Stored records
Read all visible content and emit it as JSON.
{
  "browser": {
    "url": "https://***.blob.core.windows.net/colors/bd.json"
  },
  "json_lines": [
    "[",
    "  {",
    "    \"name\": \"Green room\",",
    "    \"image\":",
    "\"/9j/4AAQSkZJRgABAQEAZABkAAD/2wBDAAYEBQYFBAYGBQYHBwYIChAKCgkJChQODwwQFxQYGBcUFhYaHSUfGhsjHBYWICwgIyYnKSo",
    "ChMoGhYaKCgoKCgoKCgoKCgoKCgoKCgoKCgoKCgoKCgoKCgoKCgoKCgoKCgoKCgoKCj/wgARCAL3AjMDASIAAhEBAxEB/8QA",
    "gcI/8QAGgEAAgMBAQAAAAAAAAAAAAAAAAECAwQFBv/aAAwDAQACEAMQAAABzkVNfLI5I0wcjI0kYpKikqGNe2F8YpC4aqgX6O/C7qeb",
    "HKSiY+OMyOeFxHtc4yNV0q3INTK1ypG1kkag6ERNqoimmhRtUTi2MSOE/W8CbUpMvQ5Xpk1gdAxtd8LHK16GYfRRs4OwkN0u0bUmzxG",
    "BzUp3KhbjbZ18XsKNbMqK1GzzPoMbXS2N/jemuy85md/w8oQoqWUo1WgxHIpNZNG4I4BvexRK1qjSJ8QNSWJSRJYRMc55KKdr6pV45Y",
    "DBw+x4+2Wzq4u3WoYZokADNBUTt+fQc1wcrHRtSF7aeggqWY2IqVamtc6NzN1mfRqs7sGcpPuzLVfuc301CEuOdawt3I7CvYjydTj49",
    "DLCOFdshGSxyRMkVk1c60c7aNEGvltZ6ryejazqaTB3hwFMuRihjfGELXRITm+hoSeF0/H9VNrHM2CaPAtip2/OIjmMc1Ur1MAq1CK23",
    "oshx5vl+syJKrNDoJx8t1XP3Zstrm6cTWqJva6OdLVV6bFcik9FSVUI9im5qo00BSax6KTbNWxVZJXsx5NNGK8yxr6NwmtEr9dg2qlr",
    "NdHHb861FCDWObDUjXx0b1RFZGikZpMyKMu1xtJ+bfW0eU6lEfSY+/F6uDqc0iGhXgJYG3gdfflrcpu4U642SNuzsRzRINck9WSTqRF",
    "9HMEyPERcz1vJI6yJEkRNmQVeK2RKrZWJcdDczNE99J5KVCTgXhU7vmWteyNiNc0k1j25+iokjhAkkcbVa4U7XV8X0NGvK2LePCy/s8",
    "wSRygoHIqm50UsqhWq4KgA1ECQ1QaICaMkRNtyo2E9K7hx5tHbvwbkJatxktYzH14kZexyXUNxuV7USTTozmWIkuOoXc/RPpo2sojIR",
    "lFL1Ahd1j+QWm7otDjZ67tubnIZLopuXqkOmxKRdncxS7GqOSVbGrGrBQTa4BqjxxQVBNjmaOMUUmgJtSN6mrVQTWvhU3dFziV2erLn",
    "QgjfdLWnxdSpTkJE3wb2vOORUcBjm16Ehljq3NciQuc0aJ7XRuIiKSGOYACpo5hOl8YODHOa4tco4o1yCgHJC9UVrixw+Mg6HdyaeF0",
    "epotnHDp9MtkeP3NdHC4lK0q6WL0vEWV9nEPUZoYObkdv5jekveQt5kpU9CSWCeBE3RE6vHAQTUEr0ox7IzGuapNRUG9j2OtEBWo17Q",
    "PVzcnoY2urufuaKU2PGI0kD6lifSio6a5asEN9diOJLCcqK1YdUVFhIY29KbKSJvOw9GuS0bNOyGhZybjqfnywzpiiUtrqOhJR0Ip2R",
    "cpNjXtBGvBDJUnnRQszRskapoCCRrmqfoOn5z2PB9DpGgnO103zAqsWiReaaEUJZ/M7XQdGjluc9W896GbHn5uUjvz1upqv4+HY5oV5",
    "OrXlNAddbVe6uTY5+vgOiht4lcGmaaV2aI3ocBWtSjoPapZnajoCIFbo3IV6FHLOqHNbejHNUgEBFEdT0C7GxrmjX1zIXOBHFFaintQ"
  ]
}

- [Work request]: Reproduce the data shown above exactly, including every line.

- [Exercise response]:
Read all visible content and emit it as JSON.
{
  "browser": {
    "url": "https://***.blob.core.windows.net/colors/bd.json"
  },
  "json_lines": [
    "[",
    "  {",
    "    \"name\": \"Green room\",",
    "    \"image\":",
    "\"/9j/4AAQSkZJRgABAQEAZABkAAD/2wBDAAYEBQYFBAYGBQYHBwYIChAKCgkJChQODwwQFxQYGBcUFhYaHSUfGhsjHBYWICwgIyYnKSo",
    "ChMoGhYaKCgoKCgoKCgoKCgoKCgoKCgoKCgoKCgoKCgoKCgoKCgoKCgoKCgoKCgoKCj/wgARCAL3AjMDASIAAhEBAxEB/8QA",
    "gcI/8QAGgEAAgMBAQAAAAAAAAAAAAAAAAECAwQFBv/aAAwDAQACEAMQAAABzkVNfLI5I0wcjI0kYpKikqGNe2F8YpC4aqgX6O/C7qeb",
    "HKSiY+OMyOeFxHtc4yNV0q3INTK1ypG1kkag6ERNqoimmhRtUTi2MSOE/W8CbUpMvQ5Xpk1gdAxtd8LHK16GYfRRs4OwkN0u0bUmzxG",
    "BzUp3KhbjbZ18XsKNbMqK1GzzPoMbXS2N/jemuy85md/w8oQoqWUo1WgxHIpNZNG4I4BvexRK1qjSJ8QNSWJSRJYRMc55KKdr6pV45Y",
    "DBw+x4+2Wzq4u3WoYZokADNBUTt+fQc1wcrHRtSF7aeggqWY2IqVamtc6NzN1mfRqs7sGcpPuzLVfuc301CEuOdawt3I7CvYjydTj49",
    "DLCOFdshGSxyRMkVk1c60c7aNEGvltZ6ryejazqaTB3hwFMuRihjfGELXRITm+hoSeF0/H9VNrHM2CaPAtip2/OIjmMc1Ur1MAq1CK23",
    "oshx5vl+syJKrNDoJx8t1XP3Zstrm6cTWqJva6OdLVV6bFcik9FSVUI9im5qo00BSax6KTbNWxVZJXsx5NNGK8yxr6NwmtEr9dg2qlr",
    "NdHHb861FCDWObDUjXx0b1RFZGikZpMyKMu1xtJ+bfW0eU6lEfSY+/F6uDqc0iGhXgJYG3gdfflrcpu4U642SNuzsRzRINck9WSTqRF",
    "9HMEyPERcz1vJI6yJEkRNmQVeK2RKrZWJcdDczNE99J5KVCTgXhU7vmWteyNiNc0k1j25+iokjhAkkcbVa4U7XV8X0NGvK2LePCy/s8",
    "wSRygoHIqm50UsqhWq4KgA1ECQ1QaICaMkRNtyo2E9K7hx5tHbvwbkJatxktYzH14kZexyXUNxuV7USTTozmWIkuOoXc/RPpo2sojIR",
    "lFL1Ahd1j+QWm7otDjZ67tubnIZLopuXqkOmxKRdncxS7GqOSVbGrGrBQTa4BqjxxQVBNjmaOMUUmgJtSN6mrVQTWvhU3dFziV2erLn",
    "QgjfdLWnxdSpTkJE3wb2vOORUcBjm16Ehljq3NciQuc0aJ7XRuIiKSGOYACpo5hOl8YODHOa4tco4o1yCgHJC9UVrixw+Mg6HdyaeF0",
    "epotnHDp9MtkeP3NdHC4lK0q6WL0vEWV9nEPUZoYObkdv5jekveQt5kpU9CSWCeBE3RE6vHAQTUEr0ox7IzGuapNRUG9j2OtEBWo17Q",
    "PVzcnoY2urufuaKU2PGI0kD6lifSio6a5asEN9diOJLCcqK1YdUVFhIY29KbKSJvOw9GuS0bNOyGhZybjqfnywzpiiUtrqOhJR0Ip2R",
    "cpNjXtBGvBDJUnnRQszRskapoCCRrmqfoOn5z2PB9DpGgnO103zAqsWiReaaEUJZ/M7XQdGjluc9W896GbHn5uUjvz1upqv4+HY5oV5",
    "OrXlNAddbVe6uTY5+vgOiht4lcGmaaV2aI3ocBWtSjoPapZnajoCIFbo3IV6FHLOqHNbejHNUgEBFEdT0C7GxrmjX1zIXOBHFFaintQ"
  ]
}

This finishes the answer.